How will your character overcome their issue? Will they have help from an additional character? Or will they need to learn their lessons alone? Fiction books often a feature ‘baddy’ to cause drama and create some action, however this is not always the case, sometimes the protagonist needs to overcome a moral dilemma and battle with their own self conscious.

You need to push the protagonist to overcome this challenging situation, turning the negative into a positive. Your character will learn valuable life lessons through their journey and will most likely come out on top. Not all stories have a happy ending, but I think it’s important to encourage your reader to take something from your novel, whether it’s a moral lesson or a question left unanswered to think about.

Stage 6. Editing.

I almost laugh out loud when I think of describing how important the editing phase is of your writing. Not because it’s funny. But because of how naïve I was prior to contributing to Writer’s Edit. I knew my writing wasn’t perfect but I definitely didn’t realise how much work actually goes into this phase of the journey. You would hope that after the brainstorming, plot analyzing, character building etc. that you’d be on the home stretch. But believe me - you're not. I think I have written one article for Writer’s Edit that has needed very little work done to it, in comparison to numerous others that I’ve had to rewrite up to four times. And when I say rewrite, I don’t mean scratch out a sentence or two and resubmit it. I literally mean REWRITE.

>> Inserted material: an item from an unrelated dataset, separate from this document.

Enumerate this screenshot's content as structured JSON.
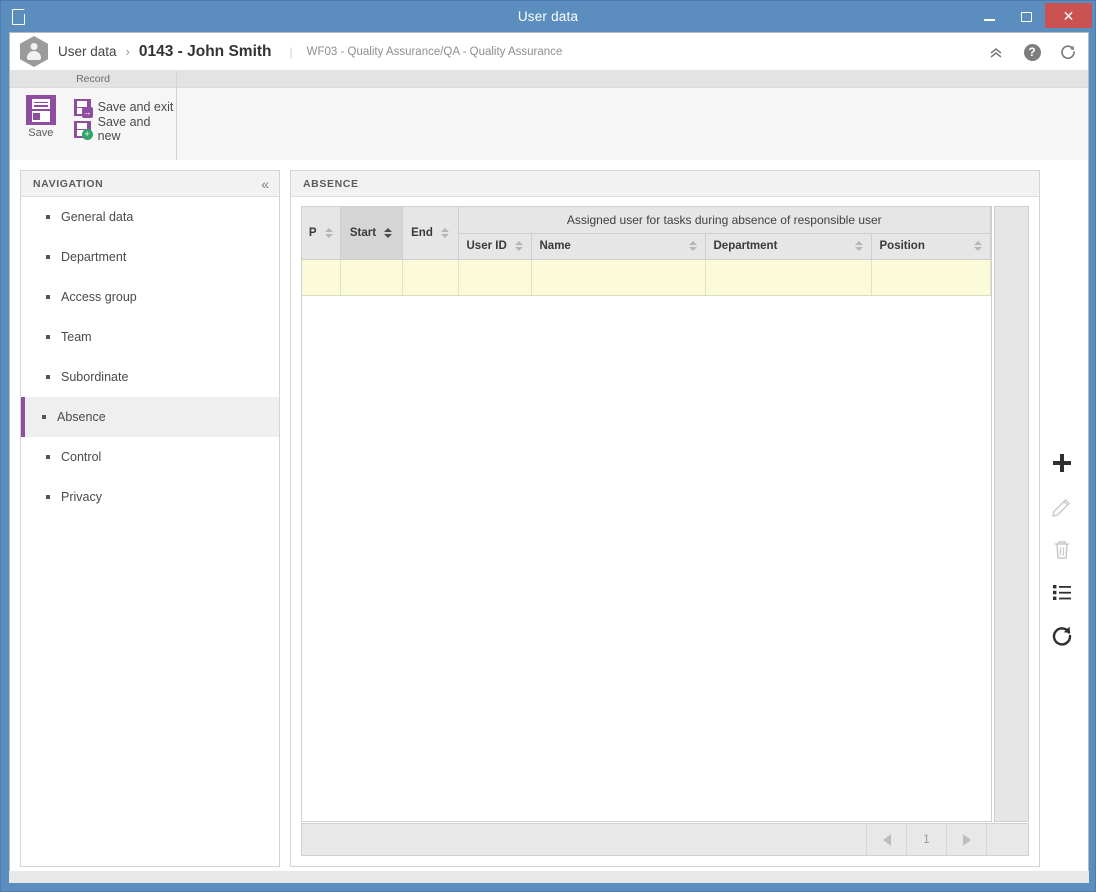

how to handle rejection

Never underestimate the importance of editing your own work.
Image Credit: Jenny Kaczorowski via Flickr Creative Commons.

 

Although the capitals may make it seem as though I resent this, I most certainly do not. I’m just trying to make it clear how important editing is. Every time I submit a piece of work that comes back with volumes of feedback (the equivalent of a page of red pen) I am thankful. I’m thankful that my editor is taking the time to help me improve my work. Without this feedback I wouldn’t grow as a writer, and in the end we all want to share our very best writing.

My biggest piece of advice would be to start sharing your work early. Don’t wait until you’ve written 800 words to discover that it needs a complete rewrite. Save yourself the pain and energy and start showing your work to your friends, family, and potential readers early. Joining a writers group is a great start. Listen to their feedback and learn from it. They aren’t being critical because they want to hurt you; they’re being honest because they want to help you achieve your goals. If you contribute to publication ask them if they can cross check your work or recommend someone who can. Honestly, if there is anything you take from this piece of writing I hope that it’s recognising the importance of getting your work critiqued.

Stage 7. Getting Published

Do everything you can to kickstart your writing career. Be active. Don’t hide your writing away and worry it’s not good enough. Start a blog, contribute to publications, write for free. Do anything and everything you can to improve your writing and make connections. Make every piece of writing count. You never know who may stumble upon your work and decide you could be the next big thing.

Believe in yourself. Don’t underestimate your capabilities. Remember that practice makes perfect, so keep writing and keep progressing. If you have a piece of work you think deserves to be published then find out who needs to see it. Who can make your dream a reality? You need to connect with the right people, so keep pushing, keep pushing, keep pushing. Eventually someone important will recognise your stellar talent and will thank their lucky stars no one scooped you up earlier.